| What to do |
Each line containing the string "Submit" should be copied out of the entries.

/---

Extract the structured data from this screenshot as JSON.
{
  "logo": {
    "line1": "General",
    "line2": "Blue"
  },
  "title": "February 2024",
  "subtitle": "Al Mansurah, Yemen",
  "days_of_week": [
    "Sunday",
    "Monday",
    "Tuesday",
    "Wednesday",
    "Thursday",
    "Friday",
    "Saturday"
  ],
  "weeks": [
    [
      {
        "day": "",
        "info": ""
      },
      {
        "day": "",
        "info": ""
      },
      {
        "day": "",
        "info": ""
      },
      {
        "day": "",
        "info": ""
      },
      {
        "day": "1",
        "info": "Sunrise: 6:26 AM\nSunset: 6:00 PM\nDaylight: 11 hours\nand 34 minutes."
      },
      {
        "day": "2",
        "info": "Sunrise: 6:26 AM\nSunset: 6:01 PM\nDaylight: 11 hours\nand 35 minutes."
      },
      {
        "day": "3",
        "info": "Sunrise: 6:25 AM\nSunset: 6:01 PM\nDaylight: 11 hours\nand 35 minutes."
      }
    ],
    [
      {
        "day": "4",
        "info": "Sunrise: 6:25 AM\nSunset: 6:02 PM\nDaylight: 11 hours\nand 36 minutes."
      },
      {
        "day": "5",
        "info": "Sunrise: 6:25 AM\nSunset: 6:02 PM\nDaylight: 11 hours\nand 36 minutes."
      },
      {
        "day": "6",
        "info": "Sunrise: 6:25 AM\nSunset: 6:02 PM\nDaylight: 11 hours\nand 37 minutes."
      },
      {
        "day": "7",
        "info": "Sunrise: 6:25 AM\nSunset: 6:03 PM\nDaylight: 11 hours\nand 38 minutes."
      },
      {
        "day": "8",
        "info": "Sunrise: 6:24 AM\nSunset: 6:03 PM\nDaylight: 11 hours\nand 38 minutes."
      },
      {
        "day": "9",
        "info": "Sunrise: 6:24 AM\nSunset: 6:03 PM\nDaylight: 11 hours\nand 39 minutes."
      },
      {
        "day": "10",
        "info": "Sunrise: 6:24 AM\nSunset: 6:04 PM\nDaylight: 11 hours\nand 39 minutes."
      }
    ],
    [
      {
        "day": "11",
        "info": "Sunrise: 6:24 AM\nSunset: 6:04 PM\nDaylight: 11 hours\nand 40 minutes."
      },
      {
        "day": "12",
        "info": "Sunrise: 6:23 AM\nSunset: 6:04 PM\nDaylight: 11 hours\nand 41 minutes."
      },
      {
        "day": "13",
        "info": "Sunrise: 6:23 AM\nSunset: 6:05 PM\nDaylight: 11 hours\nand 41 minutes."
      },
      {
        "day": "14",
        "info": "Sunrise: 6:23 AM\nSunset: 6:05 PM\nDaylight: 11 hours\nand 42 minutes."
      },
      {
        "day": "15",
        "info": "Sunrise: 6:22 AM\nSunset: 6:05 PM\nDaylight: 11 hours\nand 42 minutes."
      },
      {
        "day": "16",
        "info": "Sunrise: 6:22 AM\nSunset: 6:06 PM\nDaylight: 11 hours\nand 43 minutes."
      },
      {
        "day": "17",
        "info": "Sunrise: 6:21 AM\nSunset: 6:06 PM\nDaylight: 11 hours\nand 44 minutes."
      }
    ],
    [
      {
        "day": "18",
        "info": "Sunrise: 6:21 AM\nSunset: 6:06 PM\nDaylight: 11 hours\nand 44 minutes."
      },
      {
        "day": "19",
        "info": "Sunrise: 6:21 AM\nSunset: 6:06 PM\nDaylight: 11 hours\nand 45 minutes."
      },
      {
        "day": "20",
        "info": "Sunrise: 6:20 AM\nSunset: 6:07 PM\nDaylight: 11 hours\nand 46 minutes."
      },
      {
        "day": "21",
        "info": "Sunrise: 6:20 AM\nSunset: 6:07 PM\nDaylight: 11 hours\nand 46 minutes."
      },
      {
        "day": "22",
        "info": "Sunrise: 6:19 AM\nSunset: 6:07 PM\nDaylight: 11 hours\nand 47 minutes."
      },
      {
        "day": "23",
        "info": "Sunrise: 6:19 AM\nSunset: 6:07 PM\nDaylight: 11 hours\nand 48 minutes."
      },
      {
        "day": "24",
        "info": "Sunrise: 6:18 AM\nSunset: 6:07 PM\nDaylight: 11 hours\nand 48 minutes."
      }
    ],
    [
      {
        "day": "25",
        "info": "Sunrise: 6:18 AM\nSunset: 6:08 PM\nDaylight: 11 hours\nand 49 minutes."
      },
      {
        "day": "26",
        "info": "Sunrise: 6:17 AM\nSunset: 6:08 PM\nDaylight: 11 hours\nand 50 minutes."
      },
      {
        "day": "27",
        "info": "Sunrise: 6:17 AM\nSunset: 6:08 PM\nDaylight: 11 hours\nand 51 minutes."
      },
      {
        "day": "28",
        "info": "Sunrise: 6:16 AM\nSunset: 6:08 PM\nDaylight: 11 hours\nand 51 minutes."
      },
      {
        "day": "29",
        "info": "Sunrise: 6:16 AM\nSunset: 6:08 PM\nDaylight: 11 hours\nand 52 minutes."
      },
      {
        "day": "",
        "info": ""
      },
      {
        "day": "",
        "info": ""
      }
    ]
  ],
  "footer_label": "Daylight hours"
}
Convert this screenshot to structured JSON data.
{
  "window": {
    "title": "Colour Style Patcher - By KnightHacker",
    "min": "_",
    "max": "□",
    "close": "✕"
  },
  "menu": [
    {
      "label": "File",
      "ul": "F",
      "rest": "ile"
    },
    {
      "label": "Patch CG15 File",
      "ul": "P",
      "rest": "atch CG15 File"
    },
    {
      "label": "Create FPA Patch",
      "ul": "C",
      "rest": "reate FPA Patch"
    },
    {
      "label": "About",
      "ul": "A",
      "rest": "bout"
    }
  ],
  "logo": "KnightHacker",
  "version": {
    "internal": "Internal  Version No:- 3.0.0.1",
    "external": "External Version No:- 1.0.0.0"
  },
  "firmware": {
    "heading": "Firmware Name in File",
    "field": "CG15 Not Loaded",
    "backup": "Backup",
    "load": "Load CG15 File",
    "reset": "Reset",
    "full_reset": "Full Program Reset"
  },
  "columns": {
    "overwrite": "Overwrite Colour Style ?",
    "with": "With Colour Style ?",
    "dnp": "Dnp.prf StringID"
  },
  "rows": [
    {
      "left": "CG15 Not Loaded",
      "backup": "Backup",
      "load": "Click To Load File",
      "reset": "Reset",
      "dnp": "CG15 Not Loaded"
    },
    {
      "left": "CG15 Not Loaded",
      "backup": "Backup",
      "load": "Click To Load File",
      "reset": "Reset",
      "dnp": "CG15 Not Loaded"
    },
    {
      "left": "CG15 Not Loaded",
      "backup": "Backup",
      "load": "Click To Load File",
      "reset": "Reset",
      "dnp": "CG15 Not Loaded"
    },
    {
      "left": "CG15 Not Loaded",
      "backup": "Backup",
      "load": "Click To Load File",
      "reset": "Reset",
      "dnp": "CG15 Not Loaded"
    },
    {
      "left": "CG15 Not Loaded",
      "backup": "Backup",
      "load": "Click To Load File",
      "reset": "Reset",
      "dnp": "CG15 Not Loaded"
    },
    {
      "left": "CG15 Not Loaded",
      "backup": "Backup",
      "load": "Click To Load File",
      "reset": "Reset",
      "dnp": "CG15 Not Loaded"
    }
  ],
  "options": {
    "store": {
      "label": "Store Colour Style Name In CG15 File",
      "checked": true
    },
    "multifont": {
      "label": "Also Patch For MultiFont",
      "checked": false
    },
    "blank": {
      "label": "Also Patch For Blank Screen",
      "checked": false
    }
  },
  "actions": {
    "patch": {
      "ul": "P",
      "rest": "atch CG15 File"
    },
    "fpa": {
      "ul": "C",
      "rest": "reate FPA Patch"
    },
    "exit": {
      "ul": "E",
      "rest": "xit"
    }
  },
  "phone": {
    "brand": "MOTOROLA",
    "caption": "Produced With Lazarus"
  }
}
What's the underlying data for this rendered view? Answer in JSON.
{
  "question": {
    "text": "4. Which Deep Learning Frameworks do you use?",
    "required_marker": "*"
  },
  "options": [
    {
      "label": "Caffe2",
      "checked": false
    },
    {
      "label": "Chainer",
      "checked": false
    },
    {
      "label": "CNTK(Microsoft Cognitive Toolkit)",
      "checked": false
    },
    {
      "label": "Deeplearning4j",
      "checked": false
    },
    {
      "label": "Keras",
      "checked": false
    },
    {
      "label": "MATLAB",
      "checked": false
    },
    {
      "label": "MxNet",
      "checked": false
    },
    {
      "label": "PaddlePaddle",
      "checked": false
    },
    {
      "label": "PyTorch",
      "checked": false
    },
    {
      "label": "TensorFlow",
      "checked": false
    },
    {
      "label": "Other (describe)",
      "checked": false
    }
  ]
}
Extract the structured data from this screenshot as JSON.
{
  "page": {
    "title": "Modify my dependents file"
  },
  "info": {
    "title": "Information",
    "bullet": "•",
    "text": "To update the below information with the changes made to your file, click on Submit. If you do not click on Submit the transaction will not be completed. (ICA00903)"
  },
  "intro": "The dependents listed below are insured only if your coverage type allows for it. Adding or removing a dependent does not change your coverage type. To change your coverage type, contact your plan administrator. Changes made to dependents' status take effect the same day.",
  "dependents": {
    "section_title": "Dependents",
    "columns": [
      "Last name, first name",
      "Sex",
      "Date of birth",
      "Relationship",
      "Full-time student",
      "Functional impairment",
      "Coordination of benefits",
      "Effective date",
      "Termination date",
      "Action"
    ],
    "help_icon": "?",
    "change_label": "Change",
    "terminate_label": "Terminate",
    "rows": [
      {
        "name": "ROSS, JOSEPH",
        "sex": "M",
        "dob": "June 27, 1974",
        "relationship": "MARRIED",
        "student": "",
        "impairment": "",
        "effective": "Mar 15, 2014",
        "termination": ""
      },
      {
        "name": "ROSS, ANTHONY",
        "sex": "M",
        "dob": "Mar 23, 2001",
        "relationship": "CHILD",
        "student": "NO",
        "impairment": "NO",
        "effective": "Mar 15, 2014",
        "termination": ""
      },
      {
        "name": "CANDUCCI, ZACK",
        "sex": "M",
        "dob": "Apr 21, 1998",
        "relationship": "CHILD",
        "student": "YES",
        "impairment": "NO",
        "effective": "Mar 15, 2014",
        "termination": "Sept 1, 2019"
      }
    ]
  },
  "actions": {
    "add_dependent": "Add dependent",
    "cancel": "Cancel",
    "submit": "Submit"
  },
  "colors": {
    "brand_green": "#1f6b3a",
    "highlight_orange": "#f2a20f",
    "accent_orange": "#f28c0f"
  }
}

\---

| Output for this task |
    "text": "To update the below information with the changes made to your file, click on Submit. If you do not click on Submit the transaction will not be completed. (ICA00903)"
    "submit": "Submit"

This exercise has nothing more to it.